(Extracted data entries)
>>>
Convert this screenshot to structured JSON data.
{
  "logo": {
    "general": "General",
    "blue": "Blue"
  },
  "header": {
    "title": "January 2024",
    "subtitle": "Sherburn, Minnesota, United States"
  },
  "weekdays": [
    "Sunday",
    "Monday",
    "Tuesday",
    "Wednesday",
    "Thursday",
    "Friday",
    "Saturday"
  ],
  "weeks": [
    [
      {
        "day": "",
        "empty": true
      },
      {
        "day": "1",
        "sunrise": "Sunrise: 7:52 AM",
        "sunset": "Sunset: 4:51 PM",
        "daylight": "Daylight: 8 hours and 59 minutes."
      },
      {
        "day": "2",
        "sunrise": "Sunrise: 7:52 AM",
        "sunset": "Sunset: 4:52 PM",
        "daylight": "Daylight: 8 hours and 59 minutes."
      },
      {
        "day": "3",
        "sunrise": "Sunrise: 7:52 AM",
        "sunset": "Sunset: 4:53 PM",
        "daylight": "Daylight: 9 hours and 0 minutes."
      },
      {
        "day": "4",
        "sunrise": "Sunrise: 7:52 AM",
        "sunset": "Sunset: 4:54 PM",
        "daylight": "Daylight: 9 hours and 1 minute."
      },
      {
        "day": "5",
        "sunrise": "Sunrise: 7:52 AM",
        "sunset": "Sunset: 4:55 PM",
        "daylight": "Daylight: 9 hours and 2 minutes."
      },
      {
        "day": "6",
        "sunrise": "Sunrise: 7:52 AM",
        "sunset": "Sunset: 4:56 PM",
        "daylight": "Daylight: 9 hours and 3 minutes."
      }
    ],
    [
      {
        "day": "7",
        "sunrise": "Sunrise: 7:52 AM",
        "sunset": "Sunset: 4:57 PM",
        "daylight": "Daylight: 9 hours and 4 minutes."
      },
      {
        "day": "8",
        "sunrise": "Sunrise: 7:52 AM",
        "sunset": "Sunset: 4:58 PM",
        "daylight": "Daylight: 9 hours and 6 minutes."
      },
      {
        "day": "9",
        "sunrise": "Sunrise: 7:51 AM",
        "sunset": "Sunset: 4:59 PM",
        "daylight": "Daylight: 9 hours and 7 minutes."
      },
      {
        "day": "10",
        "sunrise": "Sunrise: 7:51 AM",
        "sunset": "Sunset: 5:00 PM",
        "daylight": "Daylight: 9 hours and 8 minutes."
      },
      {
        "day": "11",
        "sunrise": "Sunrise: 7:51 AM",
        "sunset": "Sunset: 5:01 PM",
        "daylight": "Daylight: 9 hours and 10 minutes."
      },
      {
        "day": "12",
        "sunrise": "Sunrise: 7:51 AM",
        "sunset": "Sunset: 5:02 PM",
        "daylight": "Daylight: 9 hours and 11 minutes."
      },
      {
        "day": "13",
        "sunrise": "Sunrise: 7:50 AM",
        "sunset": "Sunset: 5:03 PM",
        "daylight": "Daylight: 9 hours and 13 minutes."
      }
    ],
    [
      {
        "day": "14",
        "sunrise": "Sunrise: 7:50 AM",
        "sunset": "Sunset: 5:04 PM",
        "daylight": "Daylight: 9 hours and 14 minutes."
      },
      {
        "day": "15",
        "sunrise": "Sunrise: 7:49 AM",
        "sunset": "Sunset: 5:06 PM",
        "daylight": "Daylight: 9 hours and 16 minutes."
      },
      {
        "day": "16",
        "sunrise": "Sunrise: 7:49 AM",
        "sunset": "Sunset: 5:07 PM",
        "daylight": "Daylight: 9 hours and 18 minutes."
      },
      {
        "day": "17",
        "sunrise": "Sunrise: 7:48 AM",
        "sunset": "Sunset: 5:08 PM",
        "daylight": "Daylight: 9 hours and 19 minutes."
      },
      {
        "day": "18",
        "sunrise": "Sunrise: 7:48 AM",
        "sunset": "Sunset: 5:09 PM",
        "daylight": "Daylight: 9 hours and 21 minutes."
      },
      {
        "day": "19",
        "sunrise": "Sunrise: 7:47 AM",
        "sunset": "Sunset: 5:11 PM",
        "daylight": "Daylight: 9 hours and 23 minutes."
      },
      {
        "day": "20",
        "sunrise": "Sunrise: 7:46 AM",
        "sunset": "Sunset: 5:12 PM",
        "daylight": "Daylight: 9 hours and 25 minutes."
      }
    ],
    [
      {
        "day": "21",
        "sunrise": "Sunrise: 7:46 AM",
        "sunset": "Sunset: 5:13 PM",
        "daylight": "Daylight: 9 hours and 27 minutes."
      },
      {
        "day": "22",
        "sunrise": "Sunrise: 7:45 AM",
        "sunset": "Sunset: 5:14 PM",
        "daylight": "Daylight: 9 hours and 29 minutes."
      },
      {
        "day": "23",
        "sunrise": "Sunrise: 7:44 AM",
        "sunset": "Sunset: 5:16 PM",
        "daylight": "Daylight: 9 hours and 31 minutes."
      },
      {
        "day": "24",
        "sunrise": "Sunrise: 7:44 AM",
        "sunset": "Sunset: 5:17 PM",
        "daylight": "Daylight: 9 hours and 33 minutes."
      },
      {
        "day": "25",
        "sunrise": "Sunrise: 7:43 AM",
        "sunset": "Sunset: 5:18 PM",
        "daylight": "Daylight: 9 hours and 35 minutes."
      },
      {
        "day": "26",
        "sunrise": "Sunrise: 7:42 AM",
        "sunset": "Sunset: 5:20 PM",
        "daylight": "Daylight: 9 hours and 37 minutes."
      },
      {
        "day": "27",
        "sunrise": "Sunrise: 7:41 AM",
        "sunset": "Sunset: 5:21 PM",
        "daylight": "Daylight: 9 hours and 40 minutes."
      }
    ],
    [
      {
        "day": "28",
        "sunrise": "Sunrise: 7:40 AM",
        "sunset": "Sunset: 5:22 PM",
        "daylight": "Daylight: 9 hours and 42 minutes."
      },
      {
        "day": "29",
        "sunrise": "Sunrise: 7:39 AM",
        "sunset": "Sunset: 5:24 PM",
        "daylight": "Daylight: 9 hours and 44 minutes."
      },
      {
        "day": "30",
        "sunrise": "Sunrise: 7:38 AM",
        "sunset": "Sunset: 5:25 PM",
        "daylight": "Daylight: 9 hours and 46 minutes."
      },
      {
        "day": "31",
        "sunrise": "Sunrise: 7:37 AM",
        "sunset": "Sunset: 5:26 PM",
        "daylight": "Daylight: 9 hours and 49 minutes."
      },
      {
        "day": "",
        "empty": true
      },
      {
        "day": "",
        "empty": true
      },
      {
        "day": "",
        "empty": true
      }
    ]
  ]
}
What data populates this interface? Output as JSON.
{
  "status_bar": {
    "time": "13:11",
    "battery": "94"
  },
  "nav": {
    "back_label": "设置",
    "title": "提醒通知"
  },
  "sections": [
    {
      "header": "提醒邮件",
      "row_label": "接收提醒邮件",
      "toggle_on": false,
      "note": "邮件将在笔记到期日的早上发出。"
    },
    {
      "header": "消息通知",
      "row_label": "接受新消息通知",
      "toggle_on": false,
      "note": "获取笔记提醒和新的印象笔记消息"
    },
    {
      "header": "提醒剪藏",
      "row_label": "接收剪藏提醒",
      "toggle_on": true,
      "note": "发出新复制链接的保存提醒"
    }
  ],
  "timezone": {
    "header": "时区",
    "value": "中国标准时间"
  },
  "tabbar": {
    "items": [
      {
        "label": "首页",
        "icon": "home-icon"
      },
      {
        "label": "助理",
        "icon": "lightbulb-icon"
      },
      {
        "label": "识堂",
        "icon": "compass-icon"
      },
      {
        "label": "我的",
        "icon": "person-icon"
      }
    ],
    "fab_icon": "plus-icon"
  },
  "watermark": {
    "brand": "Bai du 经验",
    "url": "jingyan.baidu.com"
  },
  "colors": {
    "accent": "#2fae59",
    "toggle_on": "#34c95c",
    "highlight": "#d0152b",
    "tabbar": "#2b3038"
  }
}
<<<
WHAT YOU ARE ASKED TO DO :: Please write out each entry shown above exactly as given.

TASK OUTPUT ::
Convert this screenshot to structured JSON data.
{
  "logo": {
    "general": "General",
    "blue": "Blue"
  },
  "header": {
    "title": "January 2024",
    "subtitle": "Sherburn, Minnesota, United States"
  },
  "weekdays": [
    "Sunday",
    "Monday",
    "Tuesday",
    "Wednesday",
    "Thursday",
    "Friday",
    "Saturday"
  ],
  "weeks": [
    [
      {
        "day": "",
        "empty": true
      },
      {
        "day": "1",
        "sunrise": "Sunrise: 7:52 AM",
        "sunset": "Sunset: 4:51 PM",
        "daylight": "Daylight: 8 hours and 59 minutes."
      },
      {
        "day": "2",
        "sunrise": "Sunrise: 7:52 AM",
        "sunset": "Sunset: 4:52 PM",
        "daylight": "Daylight: 8 hours and 59 minutes."
      },
      {
        "day": "3",
        "sunrise": "Sunrise: 7:52 AM",
        "sunset": "Sunset: 4:53 PM",
        "daylight": "Daylight: 9 hours and 0 minutes."
      },
      {
        "day": "4",
        "sunrise": "Sunrise: 7:52 AM",
        "sunset": "Sunset: 4:54 PM",
        "daylight": "Daylight: 9 hours and 1 minute."
      },
      {
        "day": "5",
        "sunrise": "Sunrise: 7:52 AM",
        "sunset": "Sunset: 4:55 PM",
        "daylight": "Daylight: 9 hours and 2 minutes."
      },
      {
        "day": "6",
        "sunrise": "Sunrise: 7:52 AM",
        "sunset": "Sunset: 4:56 PM",
        "daylight": "Daylight: 9 hours and 3 minutes."
      }
    ],
    [
      {
        "day": "7",
        "sunrise": "Sunrise: 7:52 AM",
        "sunset": "Sunset: 4:57 PM",
        "daylight": "Daylight: 9 hours and 4 minutes."
      },
      {
        "day": "8",
        "sunrise": "Sunrise: 7:52 AM",
        "sunset": "Sunset: 4:58 PM",
        "daylight": "Daylight: 9 hours and 6 minutes."
      },
      {
        "day": "9",
        "sunrise": "Sunrise: 7:51 AM",
        "sunset": "Sunset: 4:59 PM",
        "daylight": "Daylight: 9 hours and 7 minutes."
      },
      {
        "day": "10",
        "sunrise": "Sunrise: 7:51 AM",
        "sunset": "Sunset: 5:00 PM",
        "daylight": "Daylight: 9 hours and 8 minutes."
      },
      {
        "day": "11",
        "sunrise": "Sunrise: 7:51 AM",
        "sunset": "Sunset: 5:01 PM",
        "daylight": "Daylight: 9 hours and 10 minutes."
      },
      {
        "day": "12",
        "sunrise": "Sunrise: 7:51 AM",
        "sunset": "Sunset: 5:02 PM",
        "daylight": "Daylight: 9 hours and 11 minutes."
      },
      {
        "day": "13",
        "sunrise": "Sunrise: 7:50 AM",
        "sunset": "Sunset: 5:03 PM",
        "daylight": "Daylight: 9 hours and 13 minutes."
      }
    ],
    [
      {
        "day": "14",
        "sunrise": "Sunrise: 7:50 AM",
        "sunset": "Sunset: 5:04 PM",
        "daylight": "Daylight: 9 hours and 14 minutes."
      },
      {
        "day": "15",
        "sunrise": "Sunrise: 7:49 AM",
        "sunset": "Sunset: 5:06 PM",
        "daylight": "Daylight: 9 hours and 16 minutes."
      },
      {
        "day": "16",
        "sunrise": "Sunrise: 7:49 AM",
        "sunset": "Sunset: 5:07 PM",
        "daylight": "Daylight: 9 hours and 18 minutes."
      },
      {
        "day": "17",
        "sunrise": "Sunrise: 7:48 AM",
        "sunset": "Sunset: 5:08 PM",
        "daylight": "Daylight: 9 hours and 19 minutes."
      },
      {
        "day": "18",
        "sunrise": "Sunrise: 7:48 AM",
        "sunset": "Sunset: 5:09 PM",
        "daylight": "Daylight: 9 hours and 21 minutes."
      },
      {
        "day": "19",
        "sunrise": "Sunrise: 7:47 AM",
        "sunset": "Sunset: 5:11 PM",
        "daylight": "Daylight: 9 hours and 23 minutes."
      },
      {
        "day": "20",
        "sunrise": "Sunrise: 7:46 AM",
        "sunset": "Sunset: 5:12 PM",
        "daylight": "Daylight: 9 hours and 25 minutes."
      }
    ],
    [
      {
        "day": "21",
        "sunrise": "Sunrise: 7:46 AM",
        "sunset": "Sunset: 5:13 PM",
        "daylight": "Daylight: 9 hours and 27 minutes."
      },
      {
        "day": "22",
        "sunrise": "Sunrise: 7:45 AM",
        "sunset": "Sunset: 5:14 PM",
        "daylight": "Daylight: 9 hours and 29 minutes."
      },
      {
        "day": "23",
        "sunrise": "Sunrise: 7:44 AM",
        "sunset": "Sunset: 5:16 PM",
        "daylight": "Daylight: 9 hours and 31 minutes."
      },
      {
        "day": "24",
        "sunrise": "Sunrise: 7:44 AM",
        "sunset": "Sunset: 5:17 PM",
        "daylight": "Daylight: 9 hours and 33 minutes."
      },
      {
        "day": "25",
        "sunrise": "Sunrise: 7:43 AM",
        "sunset": "Sunset: 5:18 PM",
        "daylight": "Daylight: 9 hours and 35 minutes."
      },
      {
        "day": "26",
        "sunrise": "Sunrise: 7:42 AM",
        "sunset": "Sunset: 5:20 PM",
        "daylight": "Daylight: 9 hours and 37 minutes."
      },
      {
        "day": "27",
        "sunrise": "Sunrise: 7:41 AM",
        "sunset": "Sunset: 5:21 PM",
        "daylight": "Daylight: 9 hours and 40 minutes."
      }
    ],
    [
      {
        "day": "28",
        "sunrise": "Sunrise: 7:40 AM",
        "sunset": "Sunset: 5:22 PM",
        "daylight": "Daylight: 9 hours and 42 minutes."
      },
      {
        "day": "29",
        "sunrise": "Sunrise: 7:39 AM",
        "sunset": "Sunset: 5:24 PM",
        "daylight": "Daylight: 9 hours and 44 minutes."
      },
      {
        "day": "30",
        "sunrise": "Sunrise: 7:38 AM",
        "sunset": "Sunset: 5:25 PM",
        "daylight": "Daylight: 9 hours and 46 minutes."
      },
      {
        "day": "31",
        "sunrise": "Sunrise: 7:37 AM",
        "sunset": "Sunset: 5:26 PM",
        "daylight": "Daylight: 9 hours and 49 minutes."
      },
      {
        "day": "",
        "empty": true
      },
      {
        "day": "",
        "empty": true
      },
      {
        "day": "",
        "empty": true
      }
    ]
  ]
}
What data populates this interface? Output as JSON.
{
  "status_bar": {
    "time": "13:11",
    "battery": "94"
  },
  "nav": {
    "back_label": "设置",
    "title": "提醒通知"
  },
  "sections": [
    {
      "header": "提醒邮件",
      "row_label": "接收提醒邮件",
      "toggle_on": false,
      "note": "邮件将在笔记到期日的早上发出。"
    },
    {
      "header": "消息通知",
      "row_label": "接受新消息通知",
      "toggle_on": false,
      "note": "获取笔记提醒和新的印象笔记消息"
    },
    {
      "header": "提醒剪藏",
      "row_label": "接收剪藏提醒",
      "toggle_on": true,
      "note": "发出新复制链接的保存提醒"
    }
  ],
  "timezone": {
    "header": "时区",
    "value": "中国标准时间"
  },
  "tabbar": {
    "items": [
      {
        "label": "首页",
        "icon": "home-icon"
      },
      {
        "label": "助理",
        "icon": "lightbulb-icon"
      },
      {
        "label": "识堂",
        "icon": "compass-icon"
      },
      {
        "label": "我的",
        "icon": "person-icon"
      }
    ],
    "fab_icon": "plus-icon"
  },
  "watermark": {
    "brand": "Bai du 经验",
    "url": "jingyan.baidu.com"
  },
  "colors": {
    "accent": "#2fae59",
    "toggle_on": "#34c95c",
    "highlight": "#d0152b",
    "tabbar": "#2b3038"
  }
}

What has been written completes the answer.